The lawsuits were filed in March, court records show, and the two parties are due in court in September.
Under terms of the 1939 franchise agreement signed between PG&E and the Board of Supervisors — which, for $200,000, gave the utility the right to use power and gas lines on public property "in perpetuity" — PG&E owes fees of one-half percent of the value of all electricity and gas sold in San Francisco.
The utility, which has a monopoly on power and gas delivery in San Francisco, also is supposed to be responsible for moving utility boxes, light poles and other PG&E-owned infrastructure built in the public right of way when they block city construction projects.
PG&E violated its agreement by underpaying franchise fees, and also has repeatedly refused to move utilities or failed to tell The City where they are, costing millions and forcing San Francisco to cancel contracts when utilities are discovered, the lawsuits allege.
In 2009, PG&E informed The City that it had underpaid franchise fees from 2005 to 2008. That means there is the possibility of millions more in unpaid fees for other prior years.
PG&E sold $1.766 billion worth of gas and electricity to San Francisco customers in 2009 and 2010, and it paid The City $8.3 million for the privilege.
Under city law, PG&E owes penalties of 1.5 percent on any underpaid franchise fees.
A PG&E spokesman said the company is "working" with San Francisco to resolve the lawsuits but could not comment further, citing pending litigation.
PG&E digs gas lines using a method that drills holes directly through city-owned sewer lines that connect homes and businesses to the sewer mains. The utility drills without knowing where the connecting lines — called laterals — are, the suit alleges.
This has, to date, cost San Francisco $1.2 million in repairs — and there are possibly "thousands" more instances of the damaging drilling, the lawsuits allege.
PG&E is supposed to inform The City before construction projects begin if the utility's infrastructure is in the way. San Francisco has had to modify or cancel construction that's underway when previously unknown PG&E infrastructure was discovered.
For instance, repairs to the North Shore Force Main were halted in April 2010 when PG&E-owned utilities were discovered. The contract had to be canceled after $1.4 million already had been spent.
That sewer line then failed twice in 2012, forcing $4.8 million worth of emergency repairs that would not have been needed if the original work had been completed, the lawsuits allege.
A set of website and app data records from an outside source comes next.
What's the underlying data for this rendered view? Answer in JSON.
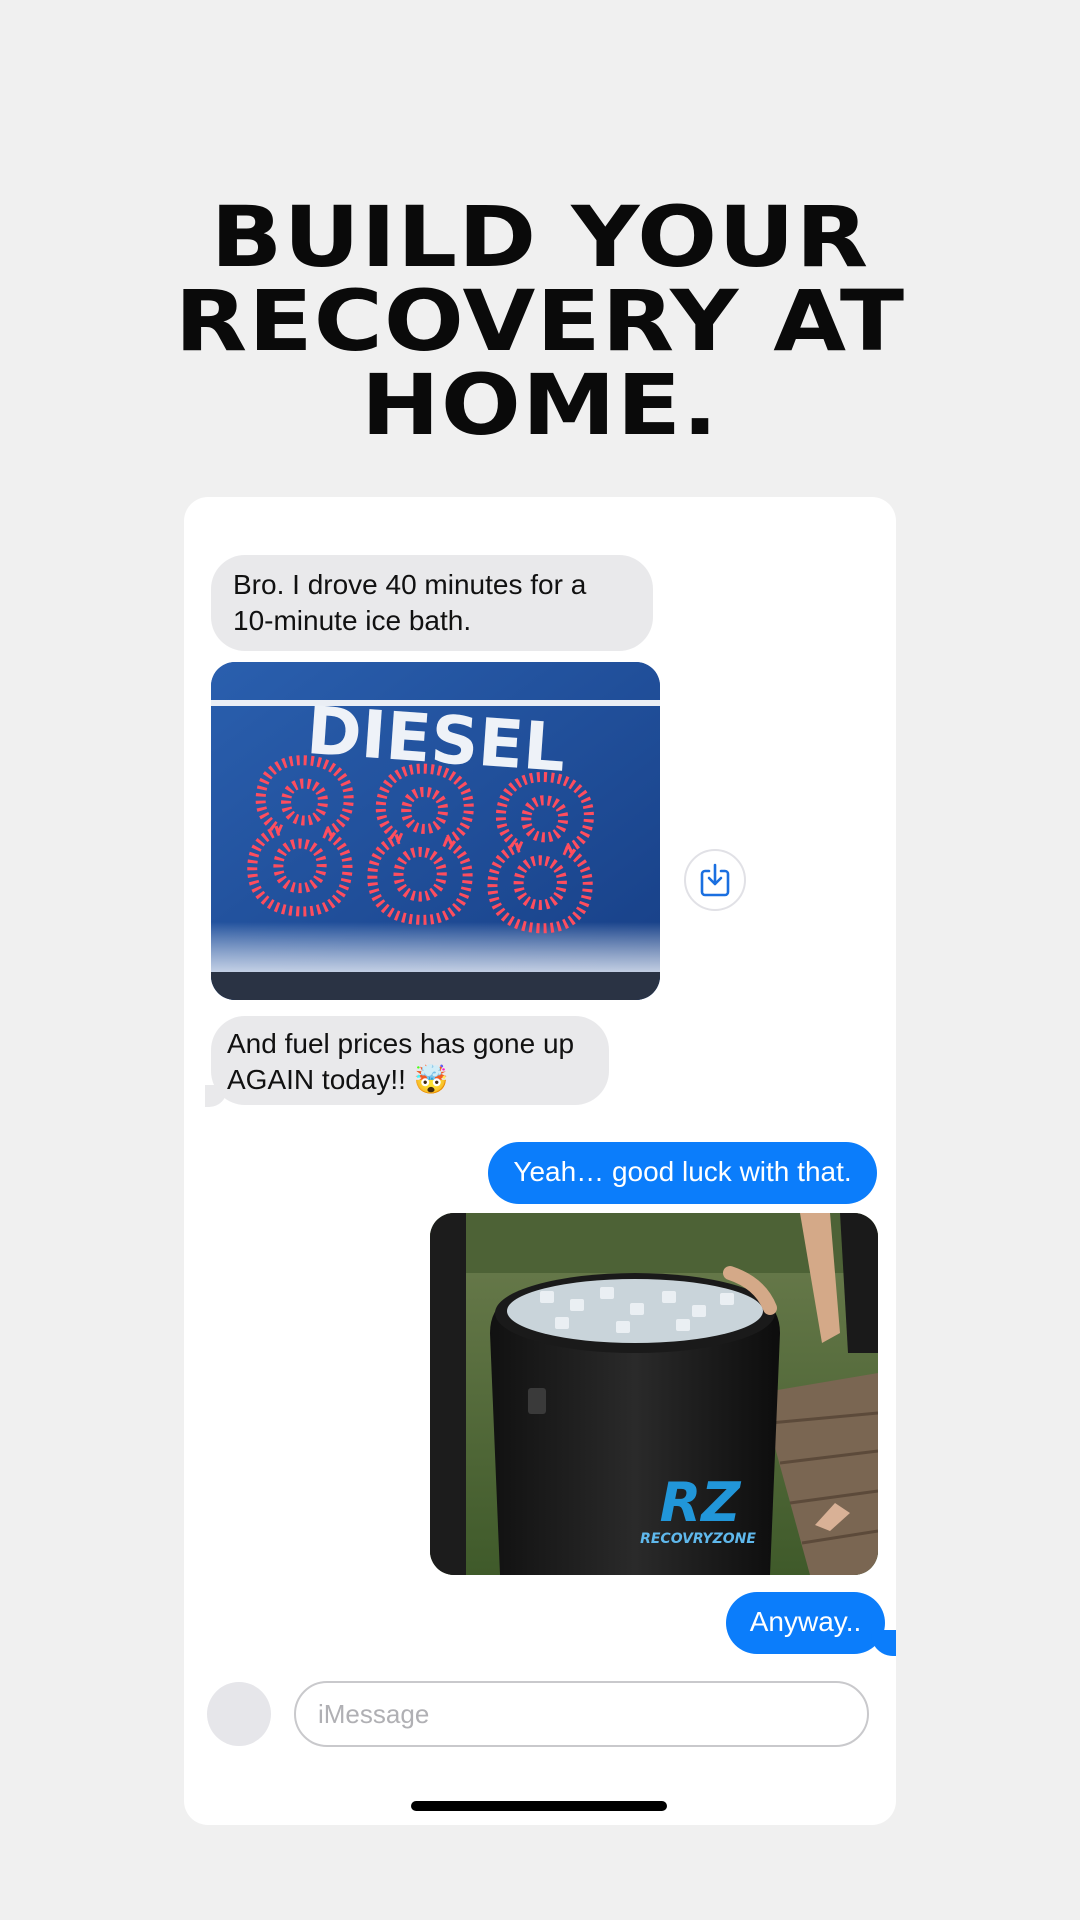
{
  "headline": {
    "line1": "BUILD YOUR",
    "line2": "RECOVERY AT",
    "line3": "HOME."
  },
  "conversation": {
    "messages": [
      {
        "from": "them",
        "text_line1": "Bro. I drove 40 minutes for a",
        "text_line2": "10-minute ice bath."
      },
      {
        "from": "them",
        "text_line1": "And fuel prices has gone up",
        "text_line2": "AGAIN today!! 🤯"
      },
      {
        "from": "me",
        "text": "Yeah… good luck with that."
      },
      {
        "from": "me",
        "text": "Anyway.."
      }
    ],
    "diesel_photo": {
      "sign_text": "DIESEL",
      "digits": "888"
    },
    "tub_photo": {
      "logo_mark": "RZ",
      "logo_text": "RECOVRYZONE"
    }
  },
  "composer": {
    "placeholder": "iMessage"
  },
  "icons": {
    "save": "download-to-device-icon"
  },
  "colors": {
    "background": "#f0f0f0",
    "incoming_bubble": "#e9e9eb",
    "outgoing_bubble": "#0b7dfb",
    "accent_icon": "#1a6fe0"
  }
}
PG&E also declined to pay to move light poles in the way of the Central Subway, the new San Francisco Public Utilities Commission building and the new North Beach Library, according to the lawsuits.